— The days of Ottawa's much-loved live music club Zaphod Beeblebrox are seemingly numbered. Patrons at a show there Sunday night were told that the club will close in a few weeks. Named after a fictional character in Douglas Adams' humorous sci-fi fantasy The Hitchhiker’s Guide to the Galaxy, the club was opened by Eugene Haslam on Rideau Street in 1989 and moved to its current York Street location in 1992.
Haslam sold the bar to a staff member a year ago but recently took to social media to complain about not being fully paid by the new owner. In 2005, the Rolling Stones shot a music video for "Streets of Love" in the club.
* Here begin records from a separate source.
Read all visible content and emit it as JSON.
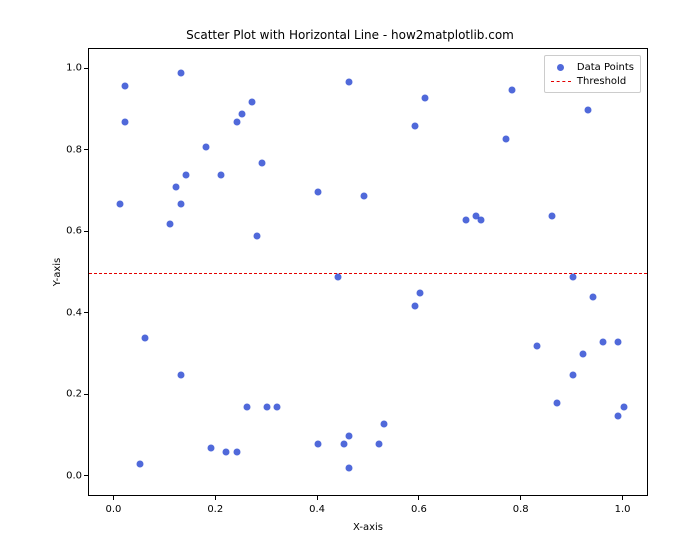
{
  "chart_data": {
    "type": "scatter",
    "title": "Scatter Plot with Horizontal Line - how2matplotlib.com",
    "xlabel": "X-axis",
    "ylabel": "Y-axis",
    "xlim": [
      -0.05,
      1.05
    ],
    "ylim": [
      -0.05,
      1.05
    ],
    "xticks": [
      0.0,
      0.2,
      0.4,
      0.6,
      0.8,
      1.0
    ],
    "yticks": [
      0.0,
      0.2,
      0.4,
      0.6,
      0.8,
      1.0
    ],
    "threshold": 0.5,
    "series": [
      {
        "name": "Data Points",
        "x": [
          0.01,
          0.02,
          0.02,
          0.05,
          0.06,
          0.11,
          0.12,
          0.13,
          0.13,
          0.13,
          0.14,
          0.18,
          0.19,
          0.21,
          0.22,
          0.24,
          0.24,
          0.25,
          0.26,
          0.27,
          0.28,
          0.29,
          0.3,
          0.32,
          0.4,
          0.4,
          0.44,
          0.45,
          0.46,
          0.46,
          0.46,
          0.49,
          0.52,
          0.53,
          0.59,
          0.59,
          0.6,
          0.61,
          0.69,
          0.71,
          0.72,
          0.77,
          0.78,
          0.83,
          0.86,
          0.87,
          0.9,
          0.9,
          0.92,
          0.93,
          0.94,
          0.96,
          0.99,
          0.99,
          1.0
        ],
        "y": [
          0.67,
          0.87,
          0.96,
          0.03,
          0.34,
          0.62,
          0.71,
          0.67,
          0.99,
          0.25,
          0.74,
          0.81,
          0.07,
          0.74,
          0.06,
          0.06,
          0.87,
          0.89,
          0.17,
          0.92,
          0.59,
          0.77,
          0.17,
          0.17,
          0.08,
          0.7,
          0.49,
          0.08,
          0.1,
          0.02,
          0.97,
          0.69,
          0.08,
          0.13,
          0.42,
          0.86,
          0.45,
          0.93,
          0.63,
          0.64,
          0.63,
          0.83,
          0.95,
          0.32,
          0.64,
          0.18,
          0.25,
          0.49,
          0.3,
          0.9,
          0.44,
          0.33,
          0.33,
          0.15,
          0.17
        ]
      }
    ],
    "legend": {
      "pos": "upper right",
      "items": [
        "Data Points",
        "Threshold"
      ]
    }
  }
}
Notable acts to have played the club include Cracker, Alanis Morissette, and Ashley MacIsaac.
— Hamilton’s 42nd annual free Festival of Friends has announced it is returning to its former home in Gage Park this year, Aug. 4-6. Robert Rakoczy is the new GM, replacing Loren Lieberman. Past headliners have included Steve Earle, Bruce Cockburn, the B-52s, and Dr. John. Applications to perform at the fest are being accepted here.
— British punk band The Damned's Phoenix Sunday night show proved memorable for all the wrong reasons. Guitarist Captain Sensible fell off stage mid-set, breaking a rib. As a result, the band had to postpone a couple of dates on their current 40th anniversary North American tour. Montreal has been rescheduled to May 23. The tour is expected to resume May 5 in NYC.
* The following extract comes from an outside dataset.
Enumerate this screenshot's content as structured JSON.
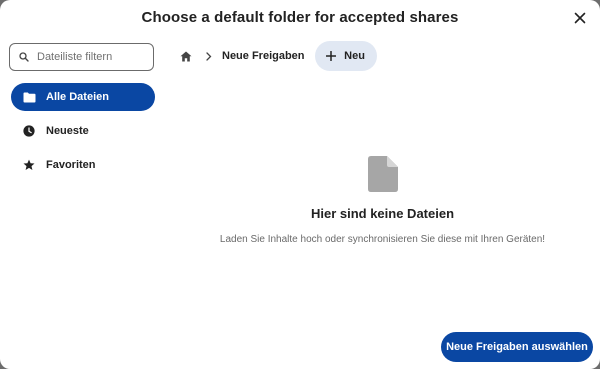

— Folk-rock combo The Wilderness Of Manitoba releases the six-song EP, The Tin Shop, through Pheromone Recordings on May 5. The night before, WoM plays a release show at the Burdock in Toronto, with Jenny Berkel in support. A fifth full-length is expected later this year.
— Veteran blues singer/songwriter Terry Gillespie is releasing Home Boy, his fifth solo album, to coincide with his 50th year as a performer and his 70th birthday. He is launching it via a Toronto tour of four club venues, Gate 403, the Cameron House, the Dakota, and Junction City Music Hall, May 17- 21. Gillespie first made a mark in seminal Canadian rock band Heaven’s Radio in the early ‘70s. More details here.
Bruce Hampton (born Gustav Valentine Berglund III), a founding member of Atlanta's avant-garde Hampton Grease Band, dropped dead at the city's Fox Theatre on May 1st during an encore performance of "Turn On Your Lovelight." The event was put together by friends to mark his 70th birthday.